Shoe mystery hangs over city – NJ.com
What counts most is how the community feels about the shoes.
“If the perception is people associate it with blight, it’s got to come down because people will feel less safe,” said Kohler.
One of the biggest challenges I’ve faced with getting shoes removed from powerlines locally has been dealing with Xcel Energy. As I understand it, they have a policy of “driver’s discretion” for dealing with items on powerlines that aren’t interfering with power. While that’s understandable, they way it’s applied is to remove shoes from lines in the nicer areas of Minneapolis while leaving them up in the tougher neighborhoods, thus inadvertently contributing to the blight of areas that need the most help.
Swap out Xcel Energy for Verizon to see how this applies in Newark:

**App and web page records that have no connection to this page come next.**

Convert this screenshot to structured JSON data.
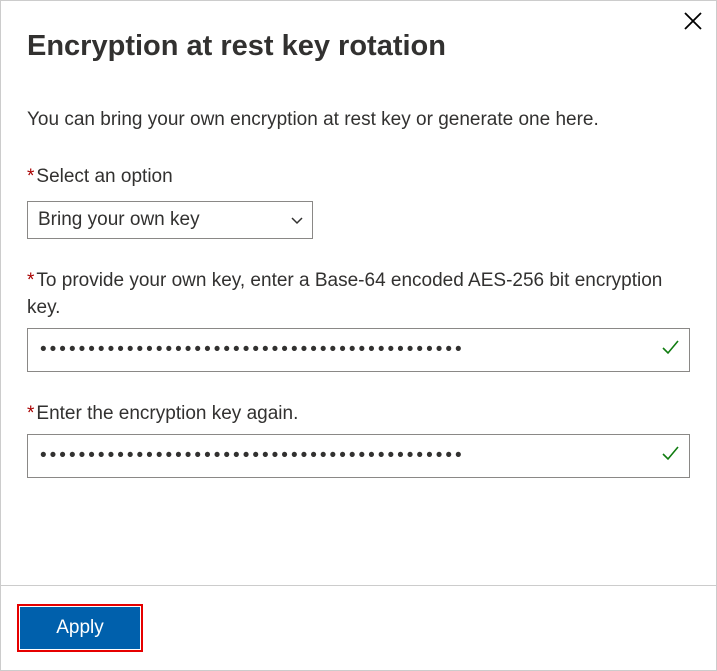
{
  "header": {
    "title": "Encryption at rest key rotation",
    "close_label": "Close"
  },
  "description": "You can bring your own encryption at rest key or generate one here.",
  "fields": {
    "select_option": {
      "label": "Select an option",
      "value": "Bring your own key"
    },
    "key_input": {
      "label": "To provide your own key, enter a Base-64 encoded AES-256 bit encryption key.",
      "value": "●●●●●●●●●●●●●●●●●●●●●●●●●●●●●●●●●●●●●●●●●●●●"
    },
    "key_confirm": {
      "label": "Enter the encryption key again.",
      "value": "●●●●●●●●●●●●●●●●●●●●●●●●●●●●●●●●●●●●●●●●●●●●"
    }
  },
  "footer": {
    "apply_label": "Apply"
  },
  "required_marker": "*"
}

Verizon doesn’t take the shoe issue as seriously as Waldrop. Rich Young, a spokesman, said the shoes are taken down if they are causing problems with the network, if they get a complaint or if a technician just happens to be working near an airborne pair.
“In general we do not send out technicians on patrol looking for sneakers,” said Young. “This is a problem all over the state. We would need a small army of technicians dedicated to shoe removal.”
The old, “Sure, they’re our lines, but we’re not responsible for them.” routine.
Ed Kohler is the creator of shoefiti.com, a Web site that tracks shoefiti across the country and world. He says he created the term in 2005, after noticing shoes on utility lines near his Minneapolis, Minn., home.
Nobodyâ€™s ever been able to scientifically identify a reason for the dangling shoes, but they pop up in several different countries and in cities of all sizes, Kohler said.
The real reasons could depend on where the shoes are found, he said.
â€œOn the lighter side of things, if itâ€™s near a high school, itâ€™s probably a case of hazing or something like that,â€ said Kohler, 33. â€œIf itâ€™s near a military base, it might be something where people finish their time and theyâ€™re celebrating.â€
Jeff and Sarah may remember when I did this interview while stepping out from the Riverview Wine Bar for a few minutes on May 25th.